After watching Professor Marston and the Wonder Women, I will never see Wonder Woman quite the same. This examination of the lifestyle and thought process of WW’s creator, William Moulton Marston show a man defiant of the stodgy morals of his time. The roaring twenties were not so roaring as Marston lost his tenor and livelihood as the details of his alternate lifestyle became known. His creation of Wonder Woman came as a result of his change of work direction.
Luke Evans (Dracula and F&F) imbues the character of Professor Marston with a nod towards intellectualism but tempers it with a bohemian and libertarian attitude that was never going to withstand the glare of investigation. His loss of being able to make a living in the scholastic world led to him pouring his alternative views into his invention of Wonder Woman.
Cleverly incorporating images from the actual early editions of the WW comic books, you begin to realise how risqué the original character was drawn. The themes of domination, submission and bondage are clear to see and it makes one wonder how the publishers of the time got away (even temporarily) with it. It’s also interesting to note that some of Marston’s real living relatives have come out and denied some of the more salacious elements of the film.

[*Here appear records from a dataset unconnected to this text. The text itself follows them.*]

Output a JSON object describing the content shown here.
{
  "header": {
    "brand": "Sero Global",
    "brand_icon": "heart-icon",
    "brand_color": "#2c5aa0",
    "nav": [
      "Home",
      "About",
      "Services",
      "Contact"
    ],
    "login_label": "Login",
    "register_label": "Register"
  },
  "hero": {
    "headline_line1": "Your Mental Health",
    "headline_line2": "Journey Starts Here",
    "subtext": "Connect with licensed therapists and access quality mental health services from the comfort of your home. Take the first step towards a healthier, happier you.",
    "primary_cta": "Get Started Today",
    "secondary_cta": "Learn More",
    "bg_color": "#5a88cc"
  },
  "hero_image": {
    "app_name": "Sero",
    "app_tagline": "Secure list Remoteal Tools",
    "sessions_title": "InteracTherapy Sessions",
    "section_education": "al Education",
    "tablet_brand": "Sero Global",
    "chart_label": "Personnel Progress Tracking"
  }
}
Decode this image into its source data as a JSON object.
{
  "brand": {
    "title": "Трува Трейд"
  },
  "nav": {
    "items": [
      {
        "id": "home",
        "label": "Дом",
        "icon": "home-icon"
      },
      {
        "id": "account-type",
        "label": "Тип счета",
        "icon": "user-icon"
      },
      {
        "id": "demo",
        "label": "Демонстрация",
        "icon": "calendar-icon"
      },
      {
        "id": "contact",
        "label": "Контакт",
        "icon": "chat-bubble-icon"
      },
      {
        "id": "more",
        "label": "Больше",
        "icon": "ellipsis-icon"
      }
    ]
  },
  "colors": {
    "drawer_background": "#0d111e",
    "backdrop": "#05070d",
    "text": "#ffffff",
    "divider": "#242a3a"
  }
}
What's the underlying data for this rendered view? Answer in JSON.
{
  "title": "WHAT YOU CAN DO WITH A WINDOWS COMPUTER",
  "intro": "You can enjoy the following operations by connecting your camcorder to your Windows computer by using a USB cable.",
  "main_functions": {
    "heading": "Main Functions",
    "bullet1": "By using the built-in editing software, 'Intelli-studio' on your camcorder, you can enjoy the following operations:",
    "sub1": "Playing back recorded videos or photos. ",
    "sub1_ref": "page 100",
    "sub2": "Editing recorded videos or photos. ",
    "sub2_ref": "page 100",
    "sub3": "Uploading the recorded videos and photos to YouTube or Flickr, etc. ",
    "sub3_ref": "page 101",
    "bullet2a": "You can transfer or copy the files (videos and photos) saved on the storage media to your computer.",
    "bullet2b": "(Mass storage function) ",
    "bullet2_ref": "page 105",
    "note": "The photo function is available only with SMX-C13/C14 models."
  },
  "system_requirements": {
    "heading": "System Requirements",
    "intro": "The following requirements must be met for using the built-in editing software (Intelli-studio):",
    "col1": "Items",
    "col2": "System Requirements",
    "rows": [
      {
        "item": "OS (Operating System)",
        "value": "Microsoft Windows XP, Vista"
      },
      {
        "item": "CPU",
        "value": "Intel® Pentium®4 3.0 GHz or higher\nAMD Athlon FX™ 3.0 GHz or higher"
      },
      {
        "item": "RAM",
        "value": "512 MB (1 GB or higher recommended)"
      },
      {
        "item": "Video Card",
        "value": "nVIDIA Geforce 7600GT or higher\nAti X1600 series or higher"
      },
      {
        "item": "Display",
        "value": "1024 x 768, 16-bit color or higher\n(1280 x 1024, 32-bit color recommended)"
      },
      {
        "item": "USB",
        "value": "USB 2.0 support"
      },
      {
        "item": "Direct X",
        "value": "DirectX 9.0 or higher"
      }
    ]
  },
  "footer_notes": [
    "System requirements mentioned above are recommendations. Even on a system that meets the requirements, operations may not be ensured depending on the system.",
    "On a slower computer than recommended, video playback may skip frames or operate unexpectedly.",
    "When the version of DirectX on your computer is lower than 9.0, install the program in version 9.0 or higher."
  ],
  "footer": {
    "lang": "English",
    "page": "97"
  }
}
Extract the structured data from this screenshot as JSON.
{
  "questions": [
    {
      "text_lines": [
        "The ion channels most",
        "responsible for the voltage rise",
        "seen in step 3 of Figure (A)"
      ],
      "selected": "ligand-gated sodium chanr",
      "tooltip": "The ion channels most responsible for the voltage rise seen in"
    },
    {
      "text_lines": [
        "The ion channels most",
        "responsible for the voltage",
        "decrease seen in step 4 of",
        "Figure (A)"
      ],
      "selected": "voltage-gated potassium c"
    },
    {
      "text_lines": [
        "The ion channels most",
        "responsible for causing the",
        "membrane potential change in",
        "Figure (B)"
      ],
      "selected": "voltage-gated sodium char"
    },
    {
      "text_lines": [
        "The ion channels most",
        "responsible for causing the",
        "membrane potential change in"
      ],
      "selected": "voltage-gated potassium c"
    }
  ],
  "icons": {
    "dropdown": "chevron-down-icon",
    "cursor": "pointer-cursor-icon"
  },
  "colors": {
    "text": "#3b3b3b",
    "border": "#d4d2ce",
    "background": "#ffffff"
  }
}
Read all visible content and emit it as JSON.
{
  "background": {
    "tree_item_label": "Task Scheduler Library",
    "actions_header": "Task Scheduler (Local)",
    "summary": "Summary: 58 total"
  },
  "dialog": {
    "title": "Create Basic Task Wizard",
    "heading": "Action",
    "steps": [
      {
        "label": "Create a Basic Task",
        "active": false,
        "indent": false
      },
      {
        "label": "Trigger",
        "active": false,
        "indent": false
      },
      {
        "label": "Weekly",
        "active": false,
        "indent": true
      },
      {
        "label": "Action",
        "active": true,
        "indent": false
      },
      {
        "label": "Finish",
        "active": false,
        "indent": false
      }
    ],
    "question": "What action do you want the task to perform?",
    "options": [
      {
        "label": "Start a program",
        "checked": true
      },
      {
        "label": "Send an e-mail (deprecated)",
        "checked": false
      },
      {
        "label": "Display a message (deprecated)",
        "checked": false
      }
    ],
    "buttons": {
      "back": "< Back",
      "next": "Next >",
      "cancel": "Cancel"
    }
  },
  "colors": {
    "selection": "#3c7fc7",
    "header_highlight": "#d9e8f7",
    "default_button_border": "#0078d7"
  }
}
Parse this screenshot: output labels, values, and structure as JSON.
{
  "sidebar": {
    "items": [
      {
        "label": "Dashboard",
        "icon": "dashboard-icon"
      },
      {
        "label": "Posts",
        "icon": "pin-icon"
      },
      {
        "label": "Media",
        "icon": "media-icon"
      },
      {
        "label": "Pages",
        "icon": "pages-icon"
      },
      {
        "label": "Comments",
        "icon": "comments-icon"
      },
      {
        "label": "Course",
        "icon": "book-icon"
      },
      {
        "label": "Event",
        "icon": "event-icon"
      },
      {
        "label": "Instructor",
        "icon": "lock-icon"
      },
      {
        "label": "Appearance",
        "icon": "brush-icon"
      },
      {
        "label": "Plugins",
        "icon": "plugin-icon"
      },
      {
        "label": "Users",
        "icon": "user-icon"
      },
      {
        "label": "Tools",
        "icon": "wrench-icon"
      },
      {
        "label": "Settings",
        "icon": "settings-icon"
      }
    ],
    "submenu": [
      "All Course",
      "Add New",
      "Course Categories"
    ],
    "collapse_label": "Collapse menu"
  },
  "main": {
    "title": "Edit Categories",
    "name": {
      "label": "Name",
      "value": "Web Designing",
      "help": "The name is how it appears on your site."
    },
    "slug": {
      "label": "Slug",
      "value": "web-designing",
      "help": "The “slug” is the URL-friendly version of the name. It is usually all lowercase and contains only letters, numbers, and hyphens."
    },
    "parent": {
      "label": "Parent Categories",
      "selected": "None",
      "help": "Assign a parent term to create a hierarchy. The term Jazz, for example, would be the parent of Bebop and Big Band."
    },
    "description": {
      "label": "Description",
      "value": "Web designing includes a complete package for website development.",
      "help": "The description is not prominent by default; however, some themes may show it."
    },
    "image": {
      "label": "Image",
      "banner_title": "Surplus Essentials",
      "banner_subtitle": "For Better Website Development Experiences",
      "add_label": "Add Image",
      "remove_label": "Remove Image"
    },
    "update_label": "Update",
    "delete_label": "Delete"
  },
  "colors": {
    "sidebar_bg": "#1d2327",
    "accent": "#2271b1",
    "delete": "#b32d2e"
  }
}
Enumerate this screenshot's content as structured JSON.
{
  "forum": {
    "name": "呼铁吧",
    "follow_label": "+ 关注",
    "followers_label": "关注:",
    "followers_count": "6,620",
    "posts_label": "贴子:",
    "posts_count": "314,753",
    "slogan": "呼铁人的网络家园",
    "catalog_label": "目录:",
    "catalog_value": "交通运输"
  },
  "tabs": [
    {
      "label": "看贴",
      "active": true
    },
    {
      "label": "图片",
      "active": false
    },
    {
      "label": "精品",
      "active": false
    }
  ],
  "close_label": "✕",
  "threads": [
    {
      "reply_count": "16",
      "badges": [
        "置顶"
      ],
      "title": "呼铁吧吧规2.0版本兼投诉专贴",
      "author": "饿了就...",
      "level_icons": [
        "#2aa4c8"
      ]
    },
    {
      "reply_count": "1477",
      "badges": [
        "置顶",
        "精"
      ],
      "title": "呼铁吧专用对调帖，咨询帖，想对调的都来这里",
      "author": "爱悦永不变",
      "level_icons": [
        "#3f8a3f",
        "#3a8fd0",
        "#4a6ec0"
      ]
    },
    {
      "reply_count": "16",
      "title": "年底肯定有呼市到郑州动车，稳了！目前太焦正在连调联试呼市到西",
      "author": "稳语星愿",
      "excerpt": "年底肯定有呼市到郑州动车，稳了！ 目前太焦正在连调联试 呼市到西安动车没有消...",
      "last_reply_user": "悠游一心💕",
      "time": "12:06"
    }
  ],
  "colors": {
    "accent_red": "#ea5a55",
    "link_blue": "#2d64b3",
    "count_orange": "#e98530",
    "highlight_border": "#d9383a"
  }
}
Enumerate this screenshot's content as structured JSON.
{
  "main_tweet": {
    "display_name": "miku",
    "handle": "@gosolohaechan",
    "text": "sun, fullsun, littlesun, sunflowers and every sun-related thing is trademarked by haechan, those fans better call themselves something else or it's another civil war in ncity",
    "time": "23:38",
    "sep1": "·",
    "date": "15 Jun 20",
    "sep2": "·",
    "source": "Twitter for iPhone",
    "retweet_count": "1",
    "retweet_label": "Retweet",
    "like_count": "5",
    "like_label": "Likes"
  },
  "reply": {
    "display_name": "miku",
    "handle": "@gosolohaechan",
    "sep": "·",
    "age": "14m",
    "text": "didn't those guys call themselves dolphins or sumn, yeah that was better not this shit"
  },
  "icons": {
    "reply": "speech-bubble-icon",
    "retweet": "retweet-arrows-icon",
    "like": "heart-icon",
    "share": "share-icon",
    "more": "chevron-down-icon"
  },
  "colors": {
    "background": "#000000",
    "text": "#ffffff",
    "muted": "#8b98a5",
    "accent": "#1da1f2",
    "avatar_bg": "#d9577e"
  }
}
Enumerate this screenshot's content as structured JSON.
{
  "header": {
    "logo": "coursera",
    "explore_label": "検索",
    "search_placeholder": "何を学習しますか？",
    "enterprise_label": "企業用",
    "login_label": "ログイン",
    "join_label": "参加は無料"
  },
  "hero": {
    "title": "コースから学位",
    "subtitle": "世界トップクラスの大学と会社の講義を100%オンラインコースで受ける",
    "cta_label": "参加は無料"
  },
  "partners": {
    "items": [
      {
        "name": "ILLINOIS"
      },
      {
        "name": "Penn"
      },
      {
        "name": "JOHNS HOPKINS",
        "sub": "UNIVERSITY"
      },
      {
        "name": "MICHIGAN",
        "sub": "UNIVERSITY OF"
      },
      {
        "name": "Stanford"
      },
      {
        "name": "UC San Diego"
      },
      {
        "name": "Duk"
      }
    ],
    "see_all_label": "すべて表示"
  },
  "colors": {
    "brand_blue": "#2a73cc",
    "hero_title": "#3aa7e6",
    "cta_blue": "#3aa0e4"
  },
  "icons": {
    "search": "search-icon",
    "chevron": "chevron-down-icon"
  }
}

The creation of such a lasting character as Wonder Woman with the multiple versions to reflect the temper of the times is a testament to Marston’s brilliance and clever subversion. This is a human story and one that fans of the bigger than life comic book figures will enjoy as well.